» **GIVEN RECORDS**:

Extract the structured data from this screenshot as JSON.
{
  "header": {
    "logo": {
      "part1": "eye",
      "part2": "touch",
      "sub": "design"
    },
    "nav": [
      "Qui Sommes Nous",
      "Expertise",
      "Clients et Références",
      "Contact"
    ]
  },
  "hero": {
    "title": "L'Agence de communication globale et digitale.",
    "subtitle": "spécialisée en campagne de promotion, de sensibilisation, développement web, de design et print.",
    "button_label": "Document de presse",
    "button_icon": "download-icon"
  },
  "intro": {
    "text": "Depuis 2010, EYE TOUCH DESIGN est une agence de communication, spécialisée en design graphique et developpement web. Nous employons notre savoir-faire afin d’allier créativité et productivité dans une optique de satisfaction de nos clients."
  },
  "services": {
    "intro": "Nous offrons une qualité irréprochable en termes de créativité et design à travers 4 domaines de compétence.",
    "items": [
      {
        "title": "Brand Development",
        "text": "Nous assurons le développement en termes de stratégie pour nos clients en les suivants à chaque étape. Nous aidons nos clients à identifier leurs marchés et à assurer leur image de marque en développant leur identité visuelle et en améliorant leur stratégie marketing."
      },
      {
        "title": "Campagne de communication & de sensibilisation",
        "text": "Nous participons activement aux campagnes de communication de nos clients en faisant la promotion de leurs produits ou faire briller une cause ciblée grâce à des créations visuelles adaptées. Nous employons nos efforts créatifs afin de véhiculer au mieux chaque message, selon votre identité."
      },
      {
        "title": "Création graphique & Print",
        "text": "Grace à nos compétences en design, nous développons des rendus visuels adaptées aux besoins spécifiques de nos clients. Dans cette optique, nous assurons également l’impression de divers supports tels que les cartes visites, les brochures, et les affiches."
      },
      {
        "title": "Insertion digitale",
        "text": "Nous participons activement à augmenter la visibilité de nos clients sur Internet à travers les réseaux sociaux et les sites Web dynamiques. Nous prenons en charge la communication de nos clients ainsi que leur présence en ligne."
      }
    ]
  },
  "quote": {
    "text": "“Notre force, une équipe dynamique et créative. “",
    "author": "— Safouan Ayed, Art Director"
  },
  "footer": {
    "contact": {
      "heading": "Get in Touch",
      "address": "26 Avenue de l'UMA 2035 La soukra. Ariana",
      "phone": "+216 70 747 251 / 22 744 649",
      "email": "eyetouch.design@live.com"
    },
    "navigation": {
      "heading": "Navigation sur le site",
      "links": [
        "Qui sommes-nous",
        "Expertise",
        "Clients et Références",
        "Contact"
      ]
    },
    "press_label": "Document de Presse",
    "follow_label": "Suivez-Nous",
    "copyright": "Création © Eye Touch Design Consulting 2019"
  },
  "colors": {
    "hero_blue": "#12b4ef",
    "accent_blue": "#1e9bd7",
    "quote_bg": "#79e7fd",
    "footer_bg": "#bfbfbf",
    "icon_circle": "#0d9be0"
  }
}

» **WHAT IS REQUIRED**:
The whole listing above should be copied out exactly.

» **ANSWER SPACE**:
Extract the structured data from this screenshot as JSON.
{
  "header": {
    "logo": {
      "part1": "eye",
      "part2": "touch",
      "sub": "design"
    },
    "nav": [
      "Qui Sommes Nous",
      "Expertise",
      "Clients et Références",
      "Contact"
    ]
  },
  "hero": {
    "title": "L'Agence de communication globale et digitale.",
    "subtitle": "spécialisée en campagne de promotion, de sensibilisation, développement web, de design et print.",
    "button_label": "Document de presse",
    "button_icon": "download-icon"
  },
  "intro": {
    "text": "Depuis 2010, EYE TOUCH DESIGN est une agence de communication, spécialisée en design graphique et developpement web. Nous employons notre savoir-faire afin d’allier créativité et productivité dans une optique de satisfaction de nos clients."
  },
  "services": {
    "intro": "Nous offrons une qualité irréprochable en termes de créativité et design à travers 4 domaines de compétence.",
    "items": [
      {
        "title": "Brand Development",
        "text": "Nous assurons le développement en termes de stratégie pour nos clients en les suivants à chaque étape. Nous aidons nos clients à identifier leurs marchés et à assurer leur image de marque en développant leur identité visuelle et en améliorant leur stratégie marketing."
      },
      {
        "title": "Campagne de communication & de sensibilisation",
        "text": "Nous participons activement aux campagnes de communication de nos clients en faisant la promotion de leurs produits ou faire briller une cause ciblée grâce à des créations visuelles adaptées. Nous employons nos efforts créatifs afin de véhiculer au mieux chaque message, selon votre identité."
      },
      {
        "title": "Création graphique & Print",
        "text": "Grace à nos compétences en design, nous développons des rendus visuels adaptées aux besoins spécifiques de nos clients. Dans cette optique, nous assurons également l’impression de divers supports tels que les cartes visites, les brochures, et les affiches."
      },
      {
        "title": "Insertion digitale",
        "text": "Nous participons activement à augmenter la visibilité de nos clients sur Internet à travers les réseaux sociaux et les sites Web dynamiques. Nous prenons en charge la communication de nos clients ainsi que leur présence en ligne."
      }
    ]
  },
  "quote": {
    "text": "“Notre force, une équipe dynamique et créative. “",
    "author": "— Safouan Ayed, Art Director"
  },
  "footer": {
    "contact": {
      "heading": "Get in Touch",
      "address": "26 Avenue de l'UMA 2035 La soukra. Ariana",
      "phone": "+216 70 747 251 / 22 744 649",
      "email": "eyetouch.design@live.com"
    },
    "navigation": {
      "heading": "Navigation sur le site",
      "links": [
        "Qui sommes-nous",
        "Expertise",
        "Clients et Références",
        "Contact"
      ]
    },
    "press_label": "Document de Presse",
    "follow_label": "Suivez-Nous",
    "copyright": "Création © Eye Touch Design Consulting 2019"
  },
  "colors": {
    "hero_blue": "#12b4ef",
    "accent_blue": "#1e9bd7",
    "quote_bg": "#79e7fd",
    "footer_bg": "#bfbfbf",
    "icon_circle": "#0d9be0"
  }
}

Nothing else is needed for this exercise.